**Description of the task**
Where an entry below contains an image, skip the image and copy the rest exactly.
━━━━━ Available data ━━━━━
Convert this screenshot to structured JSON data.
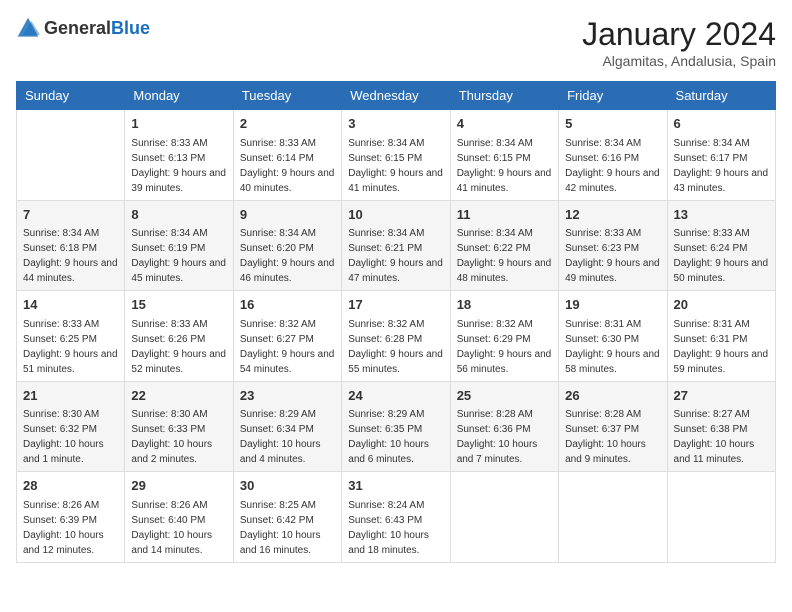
{
  "header": {
    "logo_general": "General",
    "logo_blue": "Blue",
    "month_year": "January 2024",
    "location": "Algamitas, Andalusia, Spain"
  },
  "columns": [
    "Sunday",
    "Monday",
    "Tuesday",
    "Wednesday",
    "Thursday",
    "Friday",
    "Saturday"
  ],
  "weeks": [
    [
      {
        "day": "",
        "sunrise": "",
        "sunset": "",
        "daylight": ""
      },
      {
        "day": "1",
        "sunrise": "Sunrise: 8:33 AM",
        "sunset": "Sunset: 6:13 PM",
        "daylight": "Daylight: 9 hours and 39 minutes."
      },
      {
        "day": "2",
        "sunrise": "Sunrise: 8:33 AM",
        "sunset": "Sunset: 6:14 PM",
        "daylight": "Daylight: 9 hours and 40 minutes."
      },
      {
        "day": "3",
        "sunrise": "Sunrise: 8:34 AM",
        "sunset": "Sunset: 6:15 PM",
        "daylight": "Daylight: 9 hours and 41 minutes."
      },
      {
        "day": "4",
        "sunrise": "Sunrise: 8:34 AM",
        "sunset": "Sunset: 6:15 PM",
        "daylight": "Daylight: 9 hours and 41 minutes."
      },
      {
        "day": "5",
        "sunrise": "Sunrise: 8:34 AM",
        "sunset": "Sunset: 6:16 PM",
        "daylight": "Daylight: 9 hours and 42 minutes."
      },
      {
        "day": "6",
        "sunrise": "Sunrise: 8:34 AM",
        "sunset": "Sunset: 6:17 PM",
        "daylight": "Daylight: 9 hours and 43 minutes."
      }
    ],
    [
      {
        "day": "7",
        "sunrise": "Sunrise: 8:34 AM",
        "sunset": "Sunset: 6:18 PM",
        "daylight": "Daylight: 9 hours and 44 minutes."
      },
      {
        "day": "8",
        "sunrise": "Sunrise: 8:34 AM",
        "sunset": "Sunset: 6:19 PM",
        "daylight": "Daylight: 9 hours and 45 minutes."
      },
      {
        "day": "9",
        "sunrise": "Sunrise: 8:34 AM",
        "sunset": "Sunset: 6:20 PM",
        "daylight": "Daylight: 9 hours and 46 minutes."
      },
      {
        "day": "10",
        "sunrise": "Sunrise: 8:34 AM",
        "sunset": "Sunset: 6:21 PM",
        "daylight": "Daylight: 9 hours and 47 minutes."
      },
      {
        "day": "11",
        "sunrise": "Sunrise: 8:34 AM",
        "sunset": "Sunset: 6:22 PM",
        "daylight": "Daylight: 9 hours and 48 minutes."
      },
      {
        "day": "12",
        "sunrise": "Sunrise: 8:33 AM",
        "sunset": "Sunset: 6:23 PM",
        "daylight": "Daylight: 9 hours and 49 minutes."
      },
      {
        "day": "13",
        "sunrise": "Sunrise: 8:33 AM",
        "sunset": "Sunset: 6:24 PM",
        "daylight": "Daylight: 9 hours and 50 minutes."
      }
    ],
    [
      {
        "day": "14",
        "sunrise": "Sunrise: 8:33 AM",
        "sunset": "Sunset: 6:25 PM",
        "daylight": "Daylight: 9 hours and 51 minutes."
      },
      {
        "day": "15",
        "sunrise": "Sunrise: 8:33 AM",
        "sunset": "Sunset: 6:26 PM",
        "daylight": "Daylight: 9 hours and 52 minutes."
      },
      {
        "day": "16",
        "sunrise": "Sunrise: 8:32 AM",
        "sunset": "Sunset: 6:27 PM",
        "daylight": "Daylight: 9 hours and 54 minutes."
      },
      {
        "day": "17",
        "sunrise": "Sunrise: 8:32 AM",
        "sunset": "Sunset: 6:28 PM",
        "daylight": "Daylight: 9 hours and 55 minutes."
      },
      {
        "day": "18",
        "sunrise": "Sunrise: 8:32 AM",
        "sunset": "Sunset: 6:29 PM",
        "daylight": "Daylight: 9 hours and 56 minutes."
      },
      {
        "day": "19",
        "sunrise": "Sunrise: 8:31 AM",
        "sunset": "Sunset: 6:30 PM",
        "daylight": "Daylight: 9 hours and 58 minutes."
      },
      {
        "day": "20",
        "sunrise": "Sunrise: 8:31 AM",
        "sunset": "Sunset: 6:31 PM",
        "daylight": "Daylight: 9 hours and 59 minutes."
      }
    ],
    [
      {
        "day": "21",
        "sunrise": "Sunrise: 8:30 AM",
        "sunset": "Sunset: 6:32 PM",
        "daylight": "Daylight: 10 hours and 1 minute."
      },
      {
        "day": "22",
        "sunrise": "Sunrise: 8:30 AM",
        "sunset": "Sunset: 6:33 PM",
        "daylight": "Daylight: 10 hours and 2 minutes."
      },
      {
        "day": "23",
        "sunrise": "Sunrise: 8:29 AM",
        "sunset": "Sunset: 6:34 PM",
        "daylight": "Daylight: 10 hours and 4 minutes."
      },
      {
        "day": "24",
        "sunrise": "Sunrise: 8:29 AM",
        "sunset": "Sunset: 6:35 PM",
        "daylight": "Daylight: 10 hours and 6 minutes."
      },
      {
        "day": "25",
        "sunrise": "Sunrise: 8:28 AM",
        "sunset": "Sunset: 6:36 PM",
        "daylight": "Daylight: 10 hours and 7 minutes."
      },
      {
        "day": "26",
        "sunrise": "Sunrise: 8:28 AM",
        "sunset": "Sunset: 6:37 PM",
        "daylight": "Daylight: 10 hours and 9 minutes."
      },
      {
        "day": "27",
        "sunrise": "Sunrise: 8:27 AM",
        "sunset": "Sunset: 6:38 PM",
        "daylight": "Daylight: 10 hours and 11 minutes."
      }
    ],
    [
      {
        "day": "28",
        "sunrise": "Sunrise: 8:26 AM",
        "sunset": "Sunset: 6:39 PM",
        "daylight": "Daylight: 10 hours and 12 minutes."
      },
      {
        "day": "29",
        "sunrise": "Sunrise: 8:26 AM",
        "sunset": "Sunset: 6:40 PM",
        "daylight": "Daylight: 10 hours and 14 minutes."
      },
      {
        "day": "30",
        "sunrise": "Sunrise: 8:25 AM",
        "sunset": "Sunset: 6:42 PM",
        "daylight": "Daylight: 10 hours and 16 minutes."
      },
      {
        "day": "31",
        "sunrise": "Sunrise: 8:24 AM",
        "sunset": "Sunset: 6:43 PM",
        "daylight": "Daylight: 10 hours and 18 minutes."
      },
      {
        "day": "",
        "sunrise": "",
        "sunset": "",
        "daylight": ""
      },
      {
        "day": "",
        "sunrise": "",
        "sunset": "",
        "daylight": ""
      },
      {
        "day": "",
        "sunrise": "",
        "sunset": "",
        "daylight": ""
      }
    ]
  ]
}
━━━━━
**Task response**
Convert this screenshot to structured JSON data.
{
  "header": {
    "logo_general": "General",
    "logo_blue": "Blue",
    "month_year": "January 2024",
    "location": "Algamitas, Andalusia, Spain"
  },
  "columns": [
    "Sunday",
    "Monday",
    "Tuesday",
    "Wednesday",
    "Thursday",
    "Friday",
    "Saturday"
  ],
  "weeks": [
    [
      {
        "day": "",
        "sunrise": "",
        "sunset": "",
        "daylight": ""
      },
      {
        "day": "1",
        "sunrise": "Sunrise: 8:33 AM",
        "sunset": "Sunset: 6:13 PM",
        "daylight": "Daylight: 9 hours and 39 minutes."
      },
      {
        "day": "2",
        "sunrise": "Sunrise: 8:33 AM",
        "sunset": "Sunset: 6:14 PM",
        "daylight": "Daylight: 9 hours and 40 minutes."
      },
      {
        "day": "3",
        "sunrise": "Sunrise: 8:34 AM",
        "sunset": "Sunset: 6:15 PM",
        "daylight": "Daylight: 9 hours and 41 minutes."
      },
      {
        "day": "4",
        "sunrise": "Sunrise: 8:34 AM",
        "sunset": "Sunset: 6:15 PM",
        "daylight": "Daylight: 9 hours and 41 minutes."
      },
      {
        "day": "5",
        "sunrise": "Sunrise: 8:34 AM",
        "sunset": "Sunset: 6:16 PM",
        "daylight": "Daylight: 9 hours and 42 minutes."
      },
      {
        "day": "6",
        "sunrise": "Sunrise: 8:34 AM",
        "sunset": "Sunset: 6:17 PM",
        "daylight": "Daylight: 9 hours and 43 minutes."
      }
    ],
    [
      {
        "day": "7",
        "sunrise": "Sunrise: 8:34 AM",
        "sunset": "Sunset: 6:18 PM",
        "daylight": "Daylight: 9 hours and 44 minutes."
      },
      {
        "day": "8",
        "sunrise": "Sunrise: 8:34 AM",
        "sunset": "Sunset: 6:19 PM",
        "daylight": "Daylight: 9 hours and 45 minutes."
      },
      {
        "day": "9",
        "sunrise": "Sunrise: 8:34 AM",
        "sunset": "Sunset: 6:20 PM",
        "daylight": "Daylight: 9 hours and 46 minutes."
      },
      {
        "day": "10",
        "sunrise": "Sunrise: 8:34 AM",
        "sunset": "Sunset: 6:21 PM",
        "daylight": "Daylight: 9 hours and 47 minutes."
      },
      {
        "day": "11",
        "sunrise": "Sunrise: 8:34 AM",
        "sunset": "Sunset: 6:22 PM",
        "daylight": "Daylight: 9 hours and 48 minutes."
      },
      {
        "day": "12",
        "sunrise": "Sunrise: 8:33 AM",
        "sunset": "Sunset: 6:23 PM",
        "daylight": "Daylight: 9 hours and 49 minutes."
      },
      {
        "day": "13",
        "sunrise": "Sunrise: 8:33 AM",
        "sunset": "Sunset: 6:24 PM",
        "daylight": "Daylight: 9 hours and 50 minutes."
      }
    ],
    [
      {
        "day": "14",
        "sunrise": "Sunrise: 8:33 AM",
        "sunset": "Sunset: 6:25 PM",
        "daylight": "Daylight: 9 hours and 51 minutes."
      },
      {
        "day": "15",
        "sunrise": "Sunrise: 8:33 AM",
        "sunset": "Sunset: 6:26 PM",
        "daylight": "Daylight: 9 hours and 52 minutes."
      },
      {
        "day": "16",
        "sunrise": "Sunrise: 8:32 AM",
        "sunset": "Sunset: 6:27 PM",
        "daylight": "Daylight: 9 hours and 54 minutes."
      },
      {
        "day": "17",
        "sunrise": "Sunrise: 8:32 AM",
        "sunset": "Sunset: 6:28 PM",
        "daylight": "Daylight: 9 hours and 55 minutes."
      },
      {
        "day": "18",
        "sunrise": "Sunrise: 8:32 AM",
        "sunset": "Sunset: 6:29 PM",
        "daylight": "Daylight: 9 hours and 56 minutes."
      },
      {
        "day": "19",
        "sunrise": "Sunrise: 8:31 AM",
        "sunset": "Sunset: 6:30 PM",
        "daylight": "Daylight: 9 hours and 58 minutes."
      },
      {
        "day": "20",
        "sunrise": "Sunrise: 8:31 AM",
        "sunset": "Sunset: 6:31 PM",
        "daylight": "Daylight: 9 hours and 59 minutes."
      }
    ],
    [
      {
        "day": "21",
        "sunrise": "Sunrise: 8:30 AM",
        "sunset": "Sunset: 6:32 PM",
        "daylight": "Daylight: 10 hours and 1 minute."
      },
      {
        "day": "22",
        "sunrise": "Sunrise: 8:30 AM",
        "sunset": "Sunset: 6:33 PM",
        "daylight": "Daylight: 10 hours and 2 minutes."
      },
      {
        "day": "23",
        "sunrise": "Sunrise: 8:29 AM",
        "sunset": "Sunset: 6:34 PM",
        "daylight": "Daylight: 10 hours and 4 minutes."
      },
      {
        "day": "24",
        "sunrise": "Sunrise: 8:29 AM",
        "sunset": "Sunset: 6:35 PM",
        "daylight": "Daylight: 10 hours and 6 minutes."
      },
      {
        "day": "25",
        "sunrise": "Sunrise: 8:28 AM",
        "sunset": "Sunset: 6:36 PM",
        "daylight": "Daylight: 10 hours and 7 minutes."
      },
      {
        "day": "26",
        "sunrise": "Sunrise: 8:28 AM",
        "sunset": "Sunset: 6:37 PM",
        "daylight": "Daylight: 10 hours and 9 minutes."
      },
      {
        "day": "27",
        "sunrise": "Sunrise: 8:27 AM",
        "sunset": "Sunset: 6:38 PM",
        "daylight": "Daylight: 10 hours and 11 minutes."
      }
    ],
    [
      {
        "day": "28",
        "sunrise": "Sunrise: 8:26 AM",
        "sunset": "Sunset: 6:39 PM",
        "daylight": "Daylight: 10 hours and 12 minutes."
      },
      {
        "day": "29",
        "sunrise": "Sunrise: 8:26 AM",
        "sunset": "Sunset: 6:40 PM",
        "daylight": "Daylight: 10 hours and 14 minutes."
      },
      {
        "day": "30",
        "sunrise": "Sunrise: 8:25 AM",
        "sunset": "Sunset: 6:42 PM",
        "daylight": "Daylight: 10 hours and 16 minutes."
      },
      {
        "day": "31",
        "sunrise": "Sunrise: 8:24 AM",
        "sunset": "Sunset: 6:43 PM",
        "daylight": "Daylight: 10 hours and 18 minutes."
      },
      {
        "day": "",
        "sunrise": "",
        "sunset": "",
        "daylight": ""
      },
      {
        "day": "",
        "sunrise": "",
        "sunset": "",
        "daylight": ""
      },
      {
        "day": "",
        "sunrise": "",
        "sunset": "",
        "daylight": ""
      }
    ]
  ]
}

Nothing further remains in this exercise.